Gigabytes of data on Pinterest and Instagram have been given over to this art form, but hand-written notes by kids is still the best way to warm the stoniest of hearts. Hessian-style linen napkins by Danish designer Ib Larsen is one way to go. You could also try Irish Linen House’s Fusion napkins, €39.99 for two, or Jennifer Slattery’s Wildflower range, €85.95 for four at Kilkenny Shops, simply rolled, tied with festive twine, using buff strung tags as place names. Eason sells the Owl brand, €1.25 for 10. A sprig of rosemary tucked into each will add to the sensory experience.
Kilkennyshop.com; Irishlinenhouse.com; Easons.com
Smells like Christmas
The smells of the festive period remain the most evocative element of Christmases past. So set the olfactory mood with pine cones foraged from the garden or nearby park to burn in fires, fragrantly spiced mulled wine set low on the hob and fresh foliage on mantles, picture rails and on the dinner table.
Pine boughs, eucalyptus and spiced fruits will conjure up this most wonderful time of the year. You can chop a couple of branches off the back of the Christmas tree, forage for holly, add some of the aforementioned pine cones and order in some fresh eucalyptus from your local florist. A few tea lights, like these perforated Blossom designs, €49 each, ex delivery, and available in gold, copper, silver, white or black, are enough to create an atmosphere.
Best in Class 9
As the meal draws to a close, there is a pause while everyone takes time to digest their dinner.
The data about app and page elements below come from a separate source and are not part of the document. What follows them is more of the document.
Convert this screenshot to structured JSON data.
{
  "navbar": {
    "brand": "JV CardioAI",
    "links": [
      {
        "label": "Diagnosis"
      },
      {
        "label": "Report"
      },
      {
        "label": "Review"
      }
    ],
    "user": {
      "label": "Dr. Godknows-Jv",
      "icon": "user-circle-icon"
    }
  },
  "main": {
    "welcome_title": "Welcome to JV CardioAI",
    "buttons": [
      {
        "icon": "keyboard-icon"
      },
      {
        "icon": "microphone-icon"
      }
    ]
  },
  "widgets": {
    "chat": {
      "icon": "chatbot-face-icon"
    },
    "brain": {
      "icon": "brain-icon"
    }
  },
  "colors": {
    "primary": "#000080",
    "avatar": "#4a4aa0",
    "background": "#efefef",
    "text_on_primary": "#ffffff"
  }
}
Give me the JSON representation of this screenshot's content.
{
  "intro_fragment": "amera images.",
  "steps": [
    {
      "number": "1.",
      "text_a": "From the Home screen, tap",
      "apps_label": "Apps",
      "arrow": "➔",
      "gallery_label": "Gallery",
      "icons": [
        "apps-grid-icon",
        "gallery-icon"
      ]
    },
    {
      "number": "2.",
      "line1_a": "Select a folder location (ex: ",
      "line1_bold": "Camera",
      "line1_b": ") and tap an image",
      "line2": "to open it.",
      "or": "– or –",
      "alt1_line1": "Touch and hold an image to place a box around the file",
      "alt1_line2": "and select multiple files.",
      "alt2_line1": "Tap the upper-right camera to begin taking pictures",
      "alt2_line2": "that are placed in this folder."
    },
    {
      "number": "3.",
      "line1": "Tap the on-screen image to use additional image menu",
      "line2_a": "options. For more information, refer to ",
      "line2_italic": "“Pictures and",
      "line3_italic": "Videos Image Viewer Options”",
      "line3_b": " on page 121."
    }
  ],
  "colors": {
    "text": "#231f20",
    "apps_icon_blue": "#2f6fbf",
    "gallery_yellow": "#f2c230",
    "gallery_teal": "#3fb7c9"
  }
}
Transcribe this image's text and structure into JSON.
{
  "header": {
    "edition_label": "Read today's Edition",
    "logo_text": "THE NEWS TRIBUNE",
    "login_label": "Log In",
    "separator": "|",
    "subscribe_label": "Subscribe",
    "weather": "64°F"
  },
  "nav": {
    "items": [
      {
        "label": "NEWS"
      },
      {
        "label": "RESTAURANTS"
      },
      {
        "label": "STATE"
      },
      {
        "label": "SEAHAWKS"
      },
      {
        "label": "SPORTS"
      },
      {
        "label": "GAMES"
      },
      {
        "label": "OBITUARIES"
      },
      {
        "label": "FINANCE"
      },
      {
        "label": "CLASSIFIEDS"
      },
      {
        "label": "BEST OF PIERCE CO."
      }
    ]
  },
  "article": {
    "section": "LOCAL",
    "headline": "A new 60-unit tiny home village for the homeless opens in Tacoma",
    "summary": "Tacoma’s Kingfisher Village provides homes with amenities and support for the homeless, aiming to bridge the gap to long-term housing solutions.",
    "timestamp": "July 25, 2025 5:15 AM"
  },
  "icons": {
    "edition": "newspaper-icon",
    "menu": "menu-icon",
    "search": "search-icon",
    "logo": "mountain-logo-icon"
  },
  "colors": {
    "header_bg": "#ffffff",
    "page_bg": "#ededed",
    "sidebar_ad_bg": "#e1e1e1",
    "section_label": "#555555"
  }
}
And then the lights go down low in anticipation of the grand entrance of the Christmas pudding adorned with a blazing crown of blue light.
In this writer’s home the practice was to use poitín, the thinking being that its higher alcohol content burned far better than traditional brandy or whiskey. But how to best present the flaming drama? Charlotte Leonard Kane and Shane Palmer of Dublin-based Scéal Bakery swear by brandy and serve theirs, Fred Flintstone style, on a slice of seasoned felled timber that Shane found on his uncle’s farm in Co Laois.
Co Kerry-based Ambri Boards 17in Ring, E155 25, is of a similar size and can be customised for an additional E11. You may be able to buy the last of Scéal’s puds at Lilliput Stores made in Stoneybatter market, at 3 Arbour Hill, Stoneybatter, D7 tomorrow, from 10am to 6pm. Their mature option, E30, is a rich confection made in October 2016 and cured with brandy regularly ever since.